All of us share the common goal of making homelessness rare, brief, and if it happens, a one-time event. It may sound lofty, but Texas communities are already making great strides towards meeting that goal. While communities may take disparate approaches to combat homelessness, one common theme connects all: HOUSING. What ends homelessness and makes it a singular event for Texans is supportive housing, deeply affordable housing, and the deployment of deep housing subsidies in opportunity areas.
Many communities have successfully ended homelessness for target populations, but housing was the key piece. Houston, Austin, San Antonio, and most recently Abilene, have all effectively ended Veteran homelessness. Those communities accomplished this by securing housing and placing people in those units quickly while making services available to those in need of support. We know this can be replicated in other areas and with other sub-populations but we need housing.

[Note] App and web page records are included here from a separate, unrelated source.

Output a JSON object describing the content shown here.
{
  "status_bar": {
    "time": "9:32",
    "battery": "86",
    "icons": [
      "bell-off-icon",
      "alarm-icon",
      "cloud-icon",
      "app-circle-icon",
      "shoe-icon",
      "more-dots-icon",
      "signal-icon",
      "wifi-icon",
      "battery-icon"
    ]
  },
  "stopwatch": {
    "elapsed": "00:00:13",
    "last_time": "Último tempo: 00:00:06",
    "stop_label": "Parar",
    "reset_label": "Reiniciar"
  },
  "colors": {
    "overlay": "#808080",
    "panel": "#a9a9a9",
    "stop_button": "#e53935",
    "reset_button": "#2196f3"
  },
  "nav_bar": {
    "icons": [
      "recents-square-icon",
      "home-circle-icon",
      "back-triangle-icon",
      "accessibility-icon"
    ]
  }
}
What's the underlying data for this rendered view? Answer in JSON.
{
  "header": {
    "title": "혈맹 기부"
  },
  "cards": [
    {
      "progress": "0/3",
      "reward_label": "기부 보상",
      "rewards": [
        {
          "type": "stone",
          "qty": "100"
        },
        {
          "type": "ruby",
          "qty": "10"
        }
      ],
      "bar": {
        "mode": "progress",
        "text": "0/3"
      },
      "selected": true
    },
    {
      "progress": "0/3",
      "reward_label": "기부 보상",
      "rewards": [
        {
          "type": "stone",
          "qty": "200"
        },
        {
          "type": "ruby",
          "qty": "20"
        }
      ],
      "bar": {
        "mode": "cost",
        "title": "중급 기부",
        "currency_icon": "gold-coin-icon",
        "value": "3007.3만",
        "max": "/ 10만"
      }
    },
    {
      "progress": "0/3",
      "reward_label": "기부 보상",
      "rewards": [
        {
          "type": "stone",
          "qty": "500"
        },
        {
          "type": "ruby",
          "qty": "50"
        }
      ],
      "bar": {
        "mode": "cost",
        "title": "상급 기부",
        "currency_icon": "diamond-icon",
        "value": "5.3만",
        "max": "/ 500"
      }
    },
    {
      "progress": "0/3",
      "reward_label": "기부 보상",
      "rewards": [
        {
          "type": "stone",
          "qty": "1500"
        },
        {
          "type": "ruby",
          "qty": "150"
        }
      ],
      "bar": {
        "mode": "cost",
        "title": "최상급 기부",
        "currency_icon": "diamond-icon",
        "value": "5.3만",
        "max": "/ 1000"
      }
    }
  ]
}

When Texans have the necessary tools, such as a place to call home, physical and mental health care, job opportunities to reach their full potential and, when necessary, shelter to maintain stability while waiting for a home, they are able to regain health and independence. Our communities are stronger when everyone thrives. We encourage communities and the state of Texas to engage in constructive conversation and collaborative planning. Ultimately, that’s the only way communities have had success in making homelessness rare, brief, and a one-time event for those unfortunate enough to experience it. Quite simply, when a Texan is housed, they are no longer experiencing homelessness.
To sum it up, housing ends homelessness.
The following Continuums of Care (CoC) serving people experiencing homelessness in Texas join THN in support of this statement. These eight CoCs coordinate homeless crisis response systems that cover Austin, Dallas, El Paso, Fort Worth, Houston, San Antonio, Waco, and 231 of Texas’ 254 counties.
Texas Homeless Network (THN) is a non-profit membership-based organization whose mission is to lead Texas communities to make homelessness rare, brief, and non-recurring. Learn more at thn.org.